Milton Keynes residents urged to think about their drinking habits during Alcohol Awareness Week

Health leaders from NHS Milton Keynes Clinical Commissioning Group (CCG) are asking people to use Alcohol Awareness Week (14 - 20 November) as a time to think carefully about their relationship with alcohol as the festive period nears.

Wednesday, 16th November 2016, 1:16 pm
Updated Wednesday, 16th November 2016, 5:13 pm

The latest map of alcohol harm published by Alcohol Concern shows that the total number of alcohol-related NHS admissions, including inpatient, outpatient and A&E visits, hit almost 10 million in England.

The theme for this year is ‘Knowing the Risks’. The aim is to get people thinking about alcohol – how it affects individuals, families, communities and society as a whole. An estimated 7.5 million people are unaware of the damage their drinking could be causing. Alcohol related harm costs England around £21bn per year, with £3.5bn to the NHS, £11bn tackling alcohol-related crime and £7.3bn from lost work days and productivity costs**

Despite this, more than 9 million people in England drink more than the recommended daily limits. To keep health risks from drinking alcohol to a low level people are advised to regularly drink no more than 14 units per week – 14 units is equivalent to a bottle and a half of wine or five pints of export-type lager (5% abv) over the course of a week – this applies to both men and women.

Dr Nicola Smith, Chair of NHS Milton Keynes CCG, said: “Alcohol is linked to over 60 medical conditions and harm from alcohol goes much further than the liver. It can cause high blood pressure and is also linked to diabetes, depression and cancer. Drinking alcohol above recommended levels can have a damaging impact upon almost every part of the body and it’s important that people understand the consequences drinking at unsafe levels can have on their health.

“Drinking more than the recommended limit is a habit that is easy to fall into – especially in the build up to, and during, the festive period – but drinking just a little too much alcohol puts people at greater risk of developing serious alcohol-related illnesses.

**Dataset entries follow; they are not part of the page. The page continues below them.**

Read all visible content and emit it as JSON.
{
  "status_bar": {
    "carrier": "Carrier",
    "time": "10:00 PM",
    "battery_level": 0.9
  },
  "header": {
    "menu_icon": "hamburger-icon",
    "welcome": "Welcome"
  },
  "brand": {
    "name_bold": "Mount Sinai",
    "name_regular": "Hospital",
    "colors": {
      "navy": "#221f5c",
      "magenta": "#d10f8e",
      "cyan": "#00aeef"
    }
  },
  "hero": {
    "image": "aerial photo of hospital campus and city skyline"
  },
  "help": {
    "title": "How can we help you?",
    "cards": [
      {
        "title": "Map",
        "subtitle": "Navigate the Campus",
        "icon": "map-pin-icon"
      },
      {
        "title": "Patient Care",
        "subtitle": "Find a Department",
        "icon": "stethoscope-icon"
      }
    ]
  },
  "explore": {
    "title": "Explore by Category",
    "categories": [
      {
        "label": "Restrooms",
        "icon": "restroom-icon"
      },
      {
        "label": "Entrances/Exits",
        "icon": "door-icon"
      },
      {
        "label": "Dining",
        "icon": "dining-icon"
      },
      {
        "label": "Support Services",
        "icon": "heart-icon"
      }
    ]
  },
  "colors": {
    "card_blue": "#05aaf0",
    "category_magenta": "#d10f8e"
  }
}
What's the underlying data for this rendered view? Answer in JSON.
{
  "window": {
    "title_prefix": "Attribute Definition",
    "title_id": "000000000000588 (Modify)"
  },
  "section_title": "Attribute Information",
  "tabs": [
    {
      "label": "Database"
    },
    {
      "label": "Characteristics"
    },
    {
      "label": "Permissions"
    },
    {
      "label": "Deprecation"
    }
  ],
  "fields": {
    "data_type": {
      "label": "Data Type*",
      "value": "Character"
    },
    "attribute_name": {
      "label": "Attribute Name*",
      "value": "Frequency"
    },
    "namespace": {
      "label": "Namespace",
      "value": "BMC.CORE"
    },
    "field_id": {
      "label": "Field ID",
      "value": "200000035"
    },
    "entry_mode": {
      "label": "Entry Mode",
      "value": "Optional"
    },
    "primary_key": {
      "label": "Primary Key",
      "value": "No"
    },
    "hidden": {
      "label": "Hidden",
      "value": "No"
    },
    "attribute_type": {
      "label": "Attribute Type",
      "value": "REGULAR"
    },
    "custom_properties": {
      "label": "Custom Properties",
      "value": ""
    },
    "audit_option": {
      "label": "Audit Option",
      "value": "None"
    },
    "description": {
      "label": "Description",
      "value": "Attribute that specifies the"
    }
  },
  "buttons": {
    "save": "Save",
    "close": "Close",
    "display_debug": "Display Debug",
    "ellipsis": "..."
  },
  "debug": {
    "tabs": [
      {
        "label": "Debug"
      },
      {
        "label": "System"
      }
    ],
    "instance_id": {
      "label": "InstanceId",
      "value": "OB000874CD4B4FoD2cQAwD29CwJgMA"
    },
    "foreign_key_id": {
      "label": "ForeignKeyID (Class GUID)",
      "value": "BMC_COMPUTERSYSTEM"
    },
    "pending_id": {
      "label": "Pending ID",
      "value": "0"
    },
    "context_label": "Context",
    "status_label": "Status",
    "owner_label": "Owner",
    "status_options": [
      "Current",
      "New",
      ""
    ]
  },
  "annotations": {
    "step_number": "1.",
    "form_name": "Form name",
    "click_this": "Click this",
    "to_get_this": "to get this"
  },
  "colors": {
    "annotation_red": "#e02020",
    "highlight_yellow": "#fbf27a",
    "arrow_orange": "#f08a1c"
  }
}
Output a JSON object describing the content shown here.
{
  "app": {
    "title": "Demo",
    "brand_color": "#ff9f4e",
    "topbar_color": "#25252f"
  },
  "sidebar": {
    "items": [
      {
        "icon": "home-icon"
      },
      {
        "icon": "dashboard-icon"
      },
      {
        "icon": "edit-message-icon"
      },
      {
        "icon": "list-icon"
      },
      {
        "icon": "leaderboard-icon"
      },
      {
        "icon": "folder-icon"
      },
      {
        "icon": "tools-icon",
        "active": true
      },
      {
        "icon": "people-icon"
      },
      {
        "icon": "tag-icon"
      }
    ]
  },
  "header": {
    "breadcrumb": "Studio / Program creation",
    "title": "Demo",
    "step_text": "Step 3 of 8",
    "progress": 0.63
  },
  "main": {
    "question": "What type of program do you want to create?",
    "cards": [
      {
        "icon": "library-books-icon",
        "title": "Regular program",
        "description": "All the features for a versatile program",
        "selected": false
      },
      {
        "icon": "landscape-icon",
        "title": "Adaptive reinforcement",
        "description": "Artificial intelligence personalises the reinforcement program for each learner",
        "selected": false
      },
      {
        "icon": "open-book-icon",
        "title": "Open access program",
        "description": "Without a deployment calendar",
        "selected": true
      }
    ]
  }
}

This is why we’re encouraging everyone to use Alcohol Awareness Week as a time to think carefully about their relationship with alcohol and resolve to drink sensibly.”

For advice on sensible drinking, visit